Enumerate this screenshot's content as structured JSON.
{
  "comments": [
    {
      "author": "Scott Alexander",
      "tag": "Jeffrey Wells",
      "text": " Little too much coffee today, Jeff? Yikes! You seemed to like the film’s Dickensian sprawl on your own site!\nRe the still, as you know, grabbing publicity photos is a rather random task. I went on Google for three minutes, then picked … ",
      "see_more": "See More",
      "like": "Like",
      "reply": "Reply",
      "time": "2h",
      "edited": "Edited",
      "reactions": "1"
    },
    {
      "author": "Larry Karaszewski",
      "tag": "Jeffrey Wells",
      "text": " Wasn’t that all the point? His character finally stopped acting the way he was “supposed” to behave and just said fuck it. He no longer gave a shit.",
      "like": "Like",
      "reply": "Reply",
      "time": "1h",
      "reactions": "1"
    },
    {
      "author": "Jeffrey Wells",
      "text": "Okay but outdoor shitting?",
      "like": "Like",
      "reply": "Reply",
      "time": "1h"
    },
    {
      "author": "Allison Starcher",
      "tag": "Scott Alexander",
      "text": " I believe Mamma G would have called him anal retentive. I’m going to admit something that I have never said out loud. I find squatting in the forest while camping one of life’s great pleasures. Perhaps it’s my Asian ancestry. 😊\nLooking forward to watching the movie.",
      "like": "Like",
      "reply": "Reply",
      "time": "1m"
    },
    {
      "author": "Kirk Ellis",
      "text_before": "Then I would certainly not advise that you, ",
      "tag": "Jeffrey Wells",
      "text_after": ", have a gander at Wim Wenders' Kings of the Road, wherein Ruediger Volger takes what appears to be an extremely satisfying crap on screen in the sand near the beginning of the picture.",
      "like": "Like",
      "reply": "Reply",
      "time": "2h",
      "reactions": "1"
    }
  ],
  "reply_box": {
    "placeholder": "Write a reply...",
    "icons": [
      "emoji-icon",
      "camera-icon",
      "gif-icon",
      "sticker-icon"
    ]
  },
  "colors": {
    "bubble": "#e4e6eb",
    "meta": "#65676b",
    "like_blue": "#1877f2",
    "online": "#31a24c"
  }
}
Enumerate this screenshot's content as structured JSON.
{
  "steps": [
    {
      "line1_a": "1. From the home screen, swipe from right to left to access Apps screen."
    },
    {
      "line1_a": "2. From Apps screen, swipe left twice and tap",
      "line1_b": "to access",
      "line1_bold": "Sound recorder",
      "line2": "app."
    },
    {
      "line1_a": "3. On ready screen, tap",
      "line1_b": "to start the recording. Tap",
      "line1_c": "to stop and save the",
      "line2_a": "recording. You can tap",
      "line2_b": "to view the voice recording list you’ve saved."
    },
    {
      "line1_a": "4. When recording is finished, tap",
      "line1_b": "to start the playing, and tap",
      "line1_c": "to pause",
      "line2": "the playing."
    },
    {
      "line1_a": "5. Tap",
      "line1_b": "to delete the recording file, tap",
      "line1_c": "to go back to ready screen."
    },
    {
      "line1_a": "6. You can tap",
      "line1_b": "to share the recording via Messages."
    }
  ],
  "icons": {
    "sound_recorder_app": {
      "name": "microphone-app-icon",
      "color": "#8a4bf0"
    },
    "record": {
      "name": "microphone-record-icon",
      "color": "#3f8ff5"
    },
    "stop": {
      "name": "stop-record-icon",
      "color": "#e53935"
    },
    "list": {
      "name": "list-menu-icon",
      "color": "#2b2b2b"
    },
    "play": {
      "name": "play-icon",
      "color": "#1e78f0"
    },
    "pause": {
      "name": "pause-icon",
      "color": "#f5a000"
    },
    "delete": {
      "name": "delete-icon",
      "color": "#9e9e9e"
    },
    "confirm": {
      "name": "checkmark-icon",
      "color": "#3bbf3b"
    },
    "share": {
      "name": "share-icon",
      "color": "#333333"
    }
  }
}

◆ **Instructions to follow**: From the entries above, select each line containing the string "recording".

◆ **Your solution**:
      "line1_b": "to start the recording. Tap",
      "line2_a": "recording. You can tap",
      "line2_b": "to view the voice recording list you’ve saved."
      "line1_a": "4. When recording is finished, tap",
      "line1_b": "to delete the recording file, tap",
      "line1_b": "to share the recording via Messages."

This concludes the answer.